Price: $1.99 / £1.49
Size: 1.12 GB
Platform: iPhone / iPad
Developer: Super Powerboy
It’s hard enough to break through the daily influx of games – the App Store’s most popular category – especially for a new developer. However, despite being another Endless Runner-style platformer, the team behind this game has broken through thanks to its headline-grabbing artwork and design, leaving some reviewers already comparing the art style to major animation studio Pixar.
But, as less successful animation houses might know, it’s not all about looks. Can Super Powerboy nail the characterization and story, too? Spoiler alert: Not quite.
First, let’s introduce the game a little more. You control the titular Super Powerboy, an innocent enough looking kid who, after aliens invade, has to save the planet. The game takes place over 45 levels in 5 locations, following Powerboy as he makes his way through the suburbs and into the city, facing numerous robotic and alien-like foes along the way.
One of the best features of the game is its measured progression. It’s traditional for mobile games to introduce controls and abilities gradually rather than the old console approach of reading a manual like some kind of primitive beast, but in Powerboy, it doesn’t overwhelm, eeking out new abilities over multiple levels and zones rather than just the first few. You receive these gameplay upgrades every couple of levels, and they include things like double jumps, a power glove for punching your way out of trouble, and diving or climbing.
While this makes it far easier to remember controls, there’s also a sense that it’s there to cover up the fact the levels are relatively short, samey and really rather easy.
The idea is to collection shards of crystals, power-ups, and destroy enemies as per that levels missions, but really, little changes. Again, the artwork here plays a key role – some levels take place at night, during the day, even at sunset, and the locations change too, but really, you’re still jumping or grinding along the same kinds of obstacles, facing the same kinds of bad guys.
This may seem like we could be describing any platform game, but when the bar is set so high in other parts of the game, if others are lacking, it shows. Elsewhere, the number of menus can also get tedious.
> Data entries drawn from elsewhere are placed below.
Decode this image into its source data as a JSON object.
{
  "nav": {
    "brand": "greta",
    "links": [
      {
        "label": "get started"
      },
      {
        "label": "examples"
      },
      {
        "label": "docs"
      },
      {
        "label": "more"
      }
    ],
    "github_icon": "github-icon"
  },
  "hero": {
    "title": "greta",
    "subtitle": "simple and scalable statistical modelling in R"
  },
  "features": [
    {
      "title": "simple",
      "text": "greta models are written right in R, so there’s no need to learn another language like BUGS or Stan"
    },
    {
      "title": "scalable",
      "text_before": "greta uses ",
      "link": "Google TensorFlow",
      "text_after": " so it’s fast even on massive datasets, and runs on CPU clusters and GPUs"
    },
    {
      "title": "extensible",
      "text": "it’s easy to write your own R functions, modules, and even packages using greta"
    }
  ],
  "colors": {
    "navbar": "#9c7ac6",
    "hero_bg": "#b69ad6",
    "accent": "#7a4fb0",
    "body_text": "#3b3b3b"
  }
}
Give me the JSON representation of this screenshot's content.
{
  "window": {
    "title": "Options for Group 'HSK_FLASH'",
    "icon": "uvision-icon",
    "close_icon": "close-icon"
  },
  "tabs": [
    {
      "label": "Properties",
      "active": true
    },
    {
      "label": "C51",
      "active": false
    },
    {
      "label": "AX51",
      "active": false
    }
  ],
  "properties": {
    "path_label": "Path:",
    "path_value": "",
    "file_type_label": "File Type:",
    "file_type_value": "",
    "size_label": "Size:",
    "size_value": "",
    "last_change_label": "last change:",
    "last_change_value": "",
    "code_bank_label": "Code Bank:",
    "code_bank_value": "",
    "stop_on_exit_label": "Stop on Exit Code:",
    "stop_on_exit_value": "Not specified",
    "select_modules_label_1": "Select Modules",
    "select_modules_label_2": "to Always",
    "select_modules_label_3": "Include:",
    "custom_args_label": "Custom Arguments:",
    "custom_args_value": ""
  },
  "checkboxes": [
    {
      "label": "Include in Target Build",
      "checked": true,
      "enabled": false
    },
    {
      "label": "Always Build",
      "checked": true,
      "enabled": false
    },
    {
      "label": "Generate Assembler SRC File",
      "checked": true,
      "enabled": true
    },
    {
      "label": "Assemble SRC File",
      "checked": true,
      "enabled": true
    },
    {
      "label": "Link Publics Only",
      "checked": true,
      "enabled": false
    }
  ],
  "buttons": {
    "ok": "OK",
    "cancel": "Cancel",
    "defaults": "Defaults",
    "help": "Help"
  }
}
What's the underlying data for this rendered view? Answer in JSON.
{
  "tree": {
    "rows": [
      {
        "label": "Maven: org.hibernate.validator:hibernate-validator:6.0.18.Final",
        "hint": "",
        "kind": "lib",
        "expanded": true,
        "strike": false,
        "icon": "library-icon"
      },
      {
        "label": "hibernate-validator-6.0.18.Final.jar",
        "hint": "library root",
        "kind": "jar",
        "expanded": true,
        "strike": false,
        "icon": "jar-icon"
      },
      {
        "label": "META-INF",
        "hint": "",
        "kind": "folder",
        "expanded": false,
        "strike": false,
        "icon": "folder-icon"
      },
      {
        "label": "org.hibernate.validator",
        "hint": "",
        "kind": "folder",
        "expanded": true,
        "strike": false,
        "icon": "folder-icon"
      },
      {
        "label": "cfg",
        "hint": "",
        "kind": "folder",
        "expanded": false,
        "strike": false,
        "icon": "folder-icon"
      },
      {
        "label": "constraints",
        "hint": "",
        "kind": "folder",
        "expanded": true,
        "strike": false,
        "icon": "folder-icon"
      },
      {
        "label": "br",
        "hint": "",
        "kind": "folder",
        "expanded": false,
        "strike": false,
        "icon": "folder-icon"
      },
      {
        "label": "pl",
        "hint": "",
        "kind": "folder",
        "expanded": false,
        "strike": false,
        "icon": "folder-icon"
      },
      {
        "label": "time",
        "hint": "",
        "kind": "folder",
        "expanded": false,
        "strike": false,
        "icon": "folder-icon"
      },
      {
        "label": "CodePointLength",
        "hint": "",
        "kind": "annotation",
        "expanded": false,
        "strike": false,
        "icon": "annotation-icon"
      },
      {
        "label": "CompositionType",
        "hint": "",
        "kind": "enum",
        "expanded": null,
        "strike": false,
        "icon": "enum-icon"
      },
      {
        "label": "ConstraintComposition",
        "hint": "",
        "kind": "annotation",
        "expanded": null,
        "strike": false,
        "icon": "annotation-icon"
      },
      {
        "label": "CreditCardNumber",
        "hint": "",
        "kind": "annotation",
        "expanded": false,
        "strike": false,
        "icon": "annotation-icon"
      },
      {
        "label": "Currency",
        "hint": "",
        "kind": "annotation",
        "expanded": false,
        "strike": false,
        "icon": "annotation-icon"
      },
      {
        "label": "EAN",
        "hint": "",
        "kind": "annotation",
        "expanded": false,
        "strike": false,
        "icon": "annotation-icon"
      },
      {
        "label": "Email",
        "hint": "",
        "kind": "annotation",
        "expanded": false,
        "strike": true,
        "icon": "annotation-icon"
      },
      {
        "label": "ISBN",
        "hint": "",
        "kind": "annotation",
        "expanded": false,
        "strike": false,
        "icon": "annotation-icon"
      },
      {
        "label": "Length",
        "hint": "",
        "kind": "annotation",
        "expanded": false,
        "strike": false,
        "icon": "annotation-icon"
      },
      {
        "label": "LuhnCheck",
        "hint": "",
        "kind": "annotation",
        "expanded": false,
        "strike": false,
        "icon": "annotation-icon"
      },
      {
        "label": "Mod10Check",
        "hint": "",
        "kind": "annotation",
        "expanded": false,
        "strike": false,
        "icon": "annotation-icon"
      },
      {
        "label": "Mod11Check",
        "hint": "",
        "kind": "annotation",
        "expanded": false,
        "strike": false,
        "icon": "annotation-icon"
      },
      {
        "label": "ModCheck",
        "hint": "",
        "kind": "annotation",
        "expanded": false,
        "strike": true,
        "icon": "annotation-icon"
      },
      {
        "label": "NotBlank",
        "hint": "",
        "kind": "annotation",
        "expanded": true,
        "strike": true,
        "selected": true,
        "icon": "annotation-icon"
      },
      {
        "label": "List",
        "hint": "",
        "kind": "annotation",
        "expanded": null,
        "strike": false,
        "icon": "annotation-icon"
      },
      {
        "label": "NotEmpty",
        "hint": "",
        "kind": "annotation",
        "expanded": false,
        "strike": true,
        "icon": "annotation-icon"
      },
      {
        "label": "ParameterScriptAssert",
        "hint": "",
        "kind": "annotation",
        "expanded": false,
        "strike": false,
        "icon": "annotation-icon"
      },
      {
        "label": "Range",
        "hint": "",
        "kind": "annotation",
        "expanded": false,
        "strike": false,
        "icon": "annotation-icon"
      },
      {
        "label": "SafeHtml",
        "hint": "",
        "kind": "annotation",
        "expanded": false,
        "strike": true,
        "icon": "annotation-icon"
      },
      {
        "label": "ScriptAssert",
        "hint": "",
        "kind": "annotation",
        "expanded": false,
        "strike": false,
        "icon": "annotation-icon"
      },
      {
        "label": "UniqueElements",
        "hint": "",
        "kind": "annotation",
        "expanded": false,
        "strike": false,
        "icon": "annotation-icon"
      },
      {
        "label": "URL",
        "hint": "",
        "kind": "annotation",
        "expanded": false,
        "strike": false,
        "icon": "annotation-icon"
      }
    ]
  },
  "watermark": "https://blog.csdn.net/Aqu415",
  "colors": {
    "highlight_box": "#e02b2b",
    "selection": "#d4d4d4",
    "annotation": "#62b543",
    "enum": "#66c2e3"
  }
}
If you die during the level and have to start again, rather than simply respawning, you have to face Powerboy’s disappointed face and tap a button to retry, before experiencing another loading screen before starting the level again. In terms of usability and quick-fire play many mobile games employ, it ends up making the game feel slow. It’s the same when moving between levels, which are simply too short to warrant such time messing around with menus.
However, the gameplay itself is very fluid. The controls require you to make various swipes and taps for different moves, and although there’s a little too much focus on the left side of the screen, it remains responsive and easy to use.
Powerboy is a great looking title, but the gameplay isn’t challenging and leaves a little more to be desired. Having said that, it really is a kids game – in terms of difficulty, approach, loud menu splashes and super-exciting and over-the-top power-ups. We should have probably ascertained from the Pixar-style approach that this title might be firmly aimed at kids. But isn’t a key part of Pixar’s success that it appeals to kids and adults alike? Super Power-Boy is a decent title, but we just wish it lived up to its initial reviews.